Mr. Griffiths

My statement was intended to cover that community. I would again express the hope that all communities in East Africa will realise that it depends upon developing true partnership together.

Mr. Fenner Brockway

Can my right hon. Friend indicate to the House when it is likely that, following upon his statement, the new proposals will be announced?

Mr. Griffiths

I should not like to set a date. In Kenya the proposals have to come forward in such time as to make it possible to apply them in 1952. In Tanganyika the committee are now touring the country consulting local opinion. I could not set a date when they will be able to report.

Sir Peter Macdonald

Will these constitutional changes mean holding up any co-ordination of the services of the three Colonies, or will they proceed as previously intended?

Mr. Griffiths

The statement refers to the conditions in each individual territory and not to the co-ordinating work of the High Commission.

Colonel Ropner

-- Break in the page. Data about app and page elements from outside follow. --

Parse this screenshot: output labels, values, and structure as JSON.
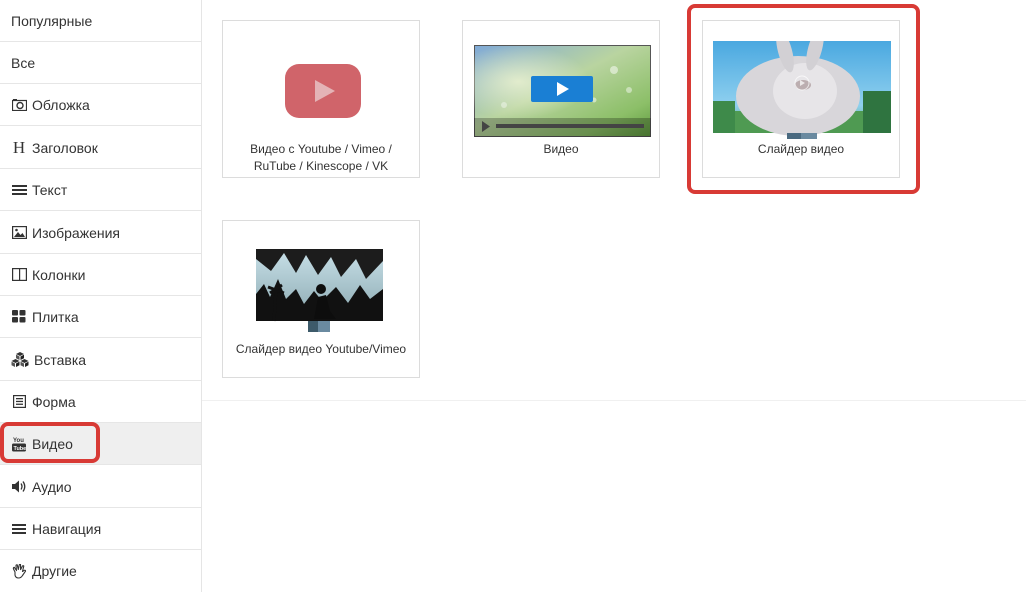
{
  "sidebar": {
    "items": [
      {
        "label": "Популярные",
        "icon": ""
      },
      {
        "label": "Все",
        "icon": ""
      },
      {
        "label": "Обложка",
        "icon": "camera-icon"
      },
      {
        "label": "Заголовок",
        "icon": "heading-icon"
      },
      {
        "label": "Текст",
        "icon": "lines-icon"
      },
      {
        "label": "Изображения",
        "icon": "image-icon"
      },
      {
        "label": "Колонки",
        "icon": "columns-icon"
      },
      {
        "label": "Плитка",
        "icon": "tiles-icon"
      },
      {
        "label": "Вставка",
        "icon": "cubes-icon"
      },
      {
        "label": "Форма",
        "icon": "form-icon"
      },
      {
        "label": "Видео",
        "icon": "youtube-icon",
        "active": true
      },
      {
        "label": "Аудио",
        "icon": "volume-icon"
      },
      {
        "label": "Навигация",
        "icon": "menu-icon"
      },
      {
        "label": "Другие",
        "icon": "hand-icon"
      }
    ]
  },
  "cards": [
    {
      "label": "Видео с Youtube / Vimeo / RuTube / Kinescope / VK"
    },
    {
      "label": "Видео"
    },
    {
      "label": "Слайдер видео"
    },
    {
      "label": "Слайдер видео Youtube/Vimeo"
    }
  ],
  "colors": {
    "highlight": "#d83a35",
    "youtube_red": "#d0646a",
    "play_blue": "#1a7fd4",
    "active_bg": "#efefef"
  }
}
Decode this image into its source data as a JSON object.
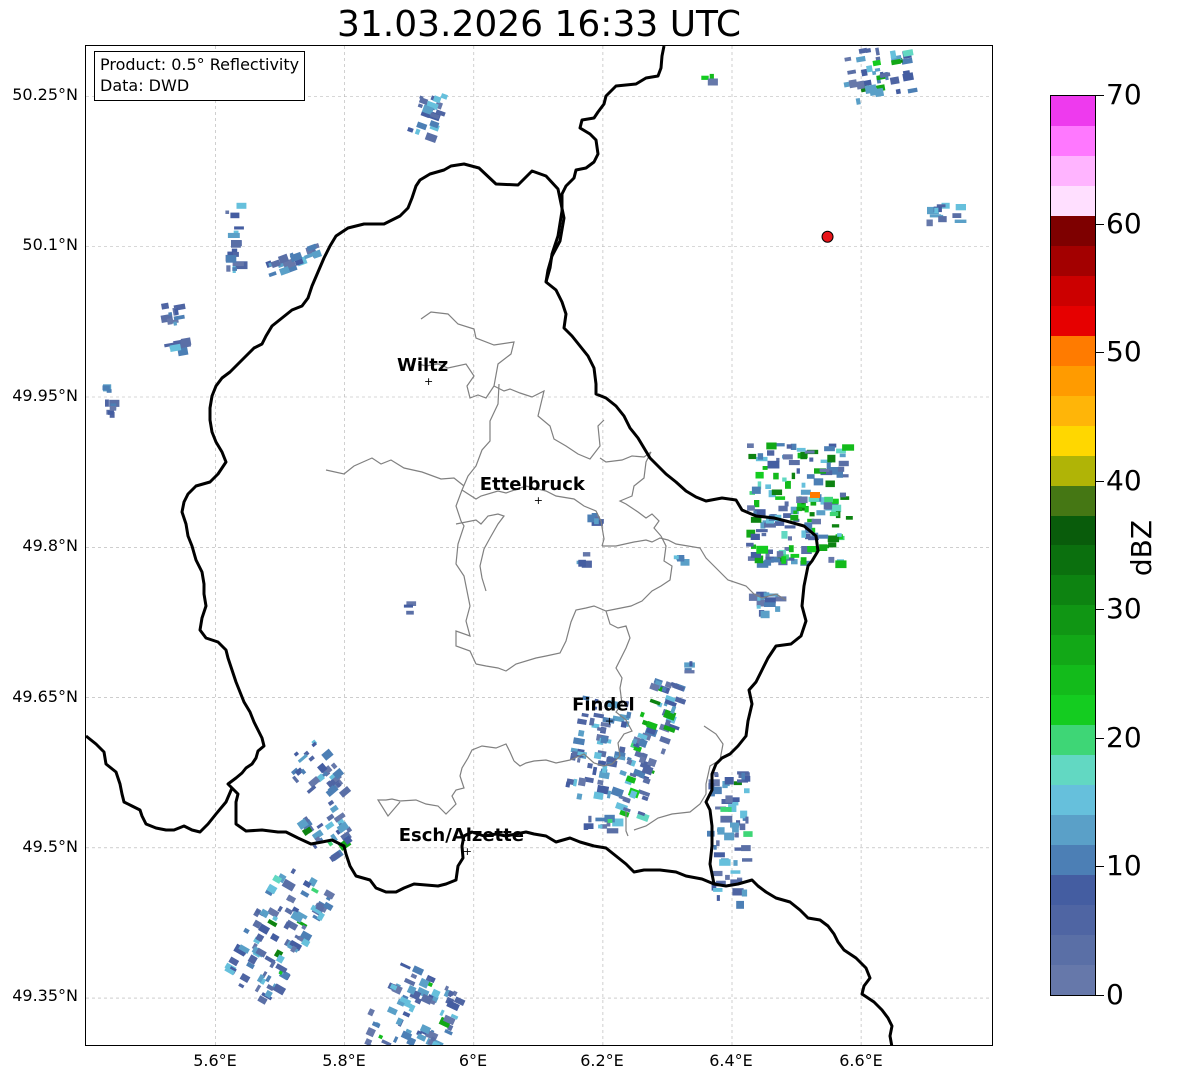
{
  "title": "31.03.2026 16:33 UTC",
  "info": {
    "product": "Product: 0.5° Reflectivity",
    "data": "Data: DWD"
  },
  "axes": {
    "lat_ticks": [
      "50.25°N",
      "50.1°N",
      "49.95°N",
      "49.8°N",
      "49.65°N",
      "49.5°N",
      "49.35°N"
    ],
    "lon_ticks": [
      "5.6°E",
      "5.8°E",
      "6°E",
      "6.2°E",
      "6.4°E",
      "6.6°E"
    ]
  },
  "cities": [
    {
      "name": "Wiltz",
      "lon": 5.93,
      "lat": 49.966
    },
    {
      "name": "Ettelbruck",
      "lon": 6.1,
      "lat": 49.847
    },
    {
      "name": "Findel",
      "lon": 6.21,
      "lat": 49.627
    },
    {
      "name": "Esch/Alzette",
      "lon": 5.99,
      "lat": 49.497
    }
  ],
  "radar_site": {
    "lon": 6.548,
    "lat": 50.11,
    "color": "#e8151a"
  },
  "colorbar": {
    "label": "dBZ",
    "tick_labels": [
      "0",
      "10",
      "20",
      "30",
      "40",
      "50",
      "60",
      "70"
    ],
    "colors": [
      "#6678aa",
      "#5a6fa6",
      "#4f65a3",
      "#445da1",
      "#4c7fb5",
      "#5aa0c8",
      "#66c0dc",
      "#62d8c2",
      "#3ed676",
      "#14cc20",
      "#13bb1b",
      "#12a817",
      "#109614",
      "#0d8311",
      "#0b700e",
      "#095c0b",
      "#457714",
      "#b0b406",
      "#ffd700",
      "#ffb508",
      "#ff9b00",
      "#ff7b00",
      "#e60000",
      "#cc0000",
      "#a30000",
      "#7e0000",
      "#ffdfff",
      "#ffb4ff",
      "#ff78ff",
      "#ee3aee"
    ]
  },
  "colors": {
    "border_country": "#000000",
    "border_canton": "#808080",
    "grid": "#b0b0b0"
  }
}
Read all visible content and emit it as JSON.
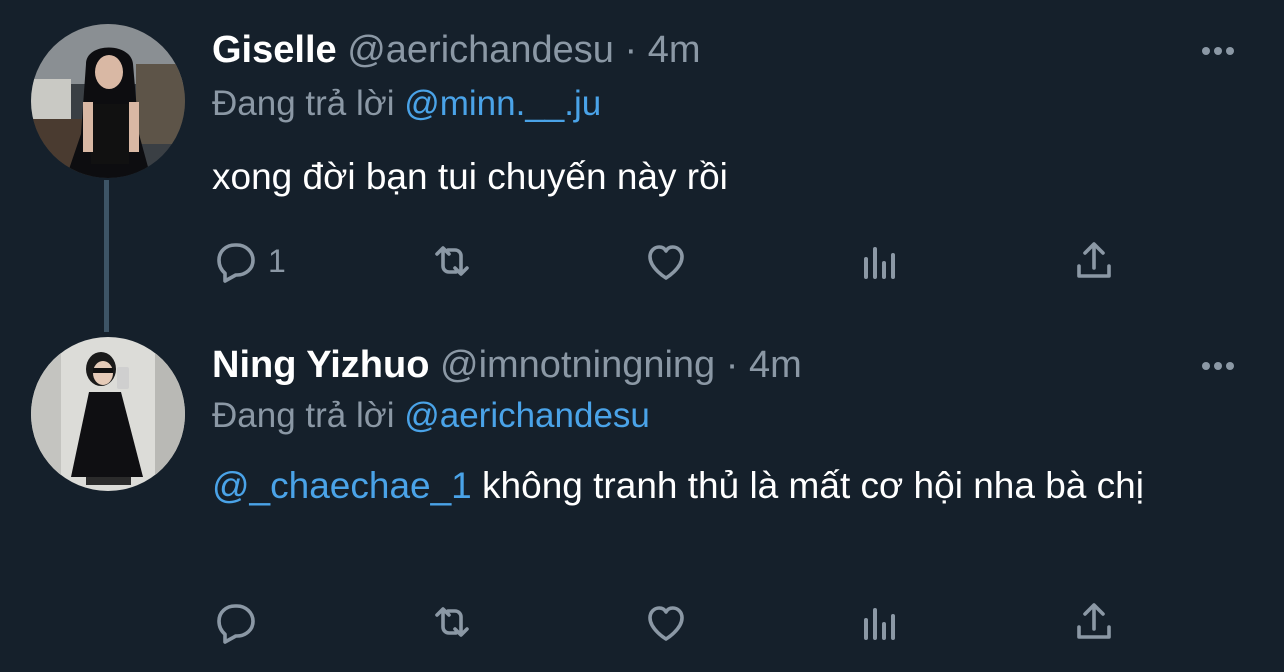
{
  "colors": {
    "background": "#15202b",
    "text": "#ffffff",
    "muted": "#8b98a5",
    "link": "#4aa3e8"
  },
  "tweets": [
    {
      "name": "Giselle",
      "handle": "@aerichandesu",
      "dot": "·",
      "time": "4m",
      "replying_label": "Đang trả lời",
      "replying_to": "@minn.__.ju",
      "mention_in_text": "",
      "text": "xong đời bạn tui chuyến này rồi",
      "reply_count": "1"
    },
    {
      "name": "Ning Yizhuo",
      "handle": "@imnotningning",
      "dot": "·",
      "time": "4m",
      "replying_label": "Đang trả lời",
      "replying_to": "@aerichandesu",
      "mention_in_text": "@_chaechae_1",
      "text": " không tranh thủ là mất cơ hội nha bà chị",
      "reply_count": ""
    }
  ],
  "icons": {
    "more": "more-horizontal-icon",
    "reply": "reply-bubble-icon",
    "retweet": "retweet-icon",
    "like": "heart-icon",
    "views": "views-bar-chart-icon",
    "share": "share-upload-icon"
  }
}
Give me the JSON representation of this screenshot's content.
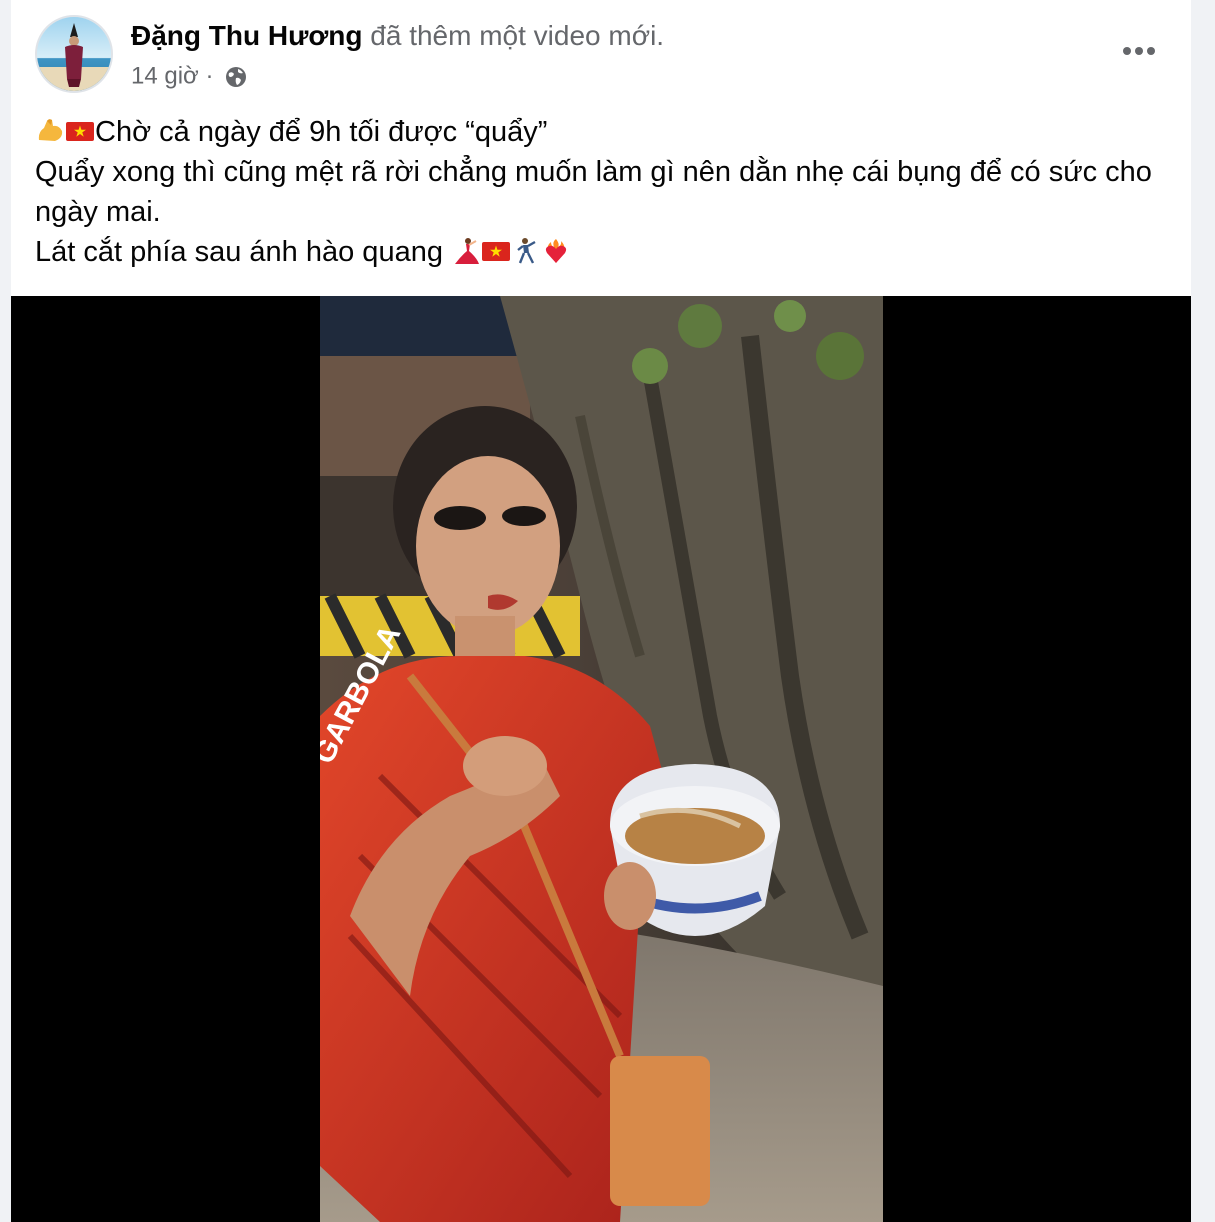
{
  "post": {
    "author_name": "Đặng Thu Hương",
    "action_text": "đã thêm một video mới.",
    "timestamp": "14 giờ",
    "separator": "·",
    "privacy_icon": "globe-icon",
    "more_icon": "more-horizontal-icon",
    "caption": {
      "line1": "Chờ cả ngày để 9h tối được “quẩy”",
      "line2": "Quẩy xong thì cũng mệt rã rời chẳng muốn làm gì nên dằn nhẹ cái bụng để có sức cho ngày mai.",
      "line3": "Lát cắt phía sau ánh hào quang",
      "emojis_line1": [
        "flexed-biceps-emoji",
        "vietnam-flag-emoji"
      ],
      "emojis_line3": [
        "dancer-emoji",
        "vietnam-flag-emoji",
        "person-dancing-emoji",
        "heart-on-fire-emoji"
      ]
    }
  },
  "video": {
    "description": "Vertical video of a woman in a red sports shirt eating from a paper bowl at night in front of a large tree"
  },
  "colors": {
    "page_bg": "#f0f2f5",
    "card_bg": "#ffffff",
    "primary_text": "#050505",
    "secondary_text": "#65676b",
    "video_bg": "#000000"
  }
}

I am surprised that the Minister says nothing about the unity of Uganda, Tanganyika and Kenya. Are the Government of this country or the Minister himself not going to give any lead with regard to this most important matter, which, so far as I know, is giving rise to more uncertainty about the future than any other matter?

Mr. Griffiths

The hon. and gallant Gentleman will know that there is a good deal of co-ordination between them through the East Africa Commission and they have a large number of common services. This statement does not refer to that. For the moment, from the point of view of political and constitutional development, I have come to the conclusion, for reasons I have set out in the statement, that at present it is best to proceed separately in each of the three countries.

Mr. Alport

Does the right hon. Gentleman consider that it is practical and realistic to make a statement of the sort we have just heard without any reference whatever to the High Commission and apparently without taking into consideration the effects of constitutional developments in the various Colonies upon the High Commission? Will the right hon. Gentleman consider dealing with this aspect at an early date?

Mr. Griffiths

This statement was made after consultations which I had with the Governors concerned, about future constitutional advance, as I indicated in the statement. I thought it was necessary to make the statement at the present time because I hope it will help to create the necessary feeling of co-operation and harmony in which the next steps can be discussed between all concerned.

Mr. John Hynd

Will my right hon. Friend inform the House whether, in considering the future of the three territories, he has also taken into consideration the future status of Zanzibar and our Treaty with that territory?

Mr. Griffiths

This statement refers to the three territories I have mentioned.

Sir Ralph Glyn

Can the right hon. Gentleman assure the House that one object of his statement is to assure people that no hasty action will be taken in regard to pressing forward unduly with these schemes?

Mr. Griffiths

The statement is intended to create the atmosphere in which constitutional advance can proceed on the basis of inter-racial harmony and co-operation.

Mr. Brockway

Is my right hon. Friend aware of the very strong opposition of the Africans in Uganda and many other of the East African countries to any political unity of those countries?

Mr. Baldwin

Is the Minister aware that, if we are to have the concord and harmony which he so much desires, the best way to achieve it is for people in this country who have no knowledge of these affairs to leave them very much to the people of those countries who do know?

Mr. Griffiths

That harmony depends upon what is done and what is said by people both here and in East Africa.

Mr. J. Hynd

Will the Minister look into the question of Zanzibar in this connection, in view of the fact that part of the territories with which he was concerned in his statement is involved with our Treaty with Zanzibar?

Mr. Griffiths

I will look at it again, as my hon. Friend desires.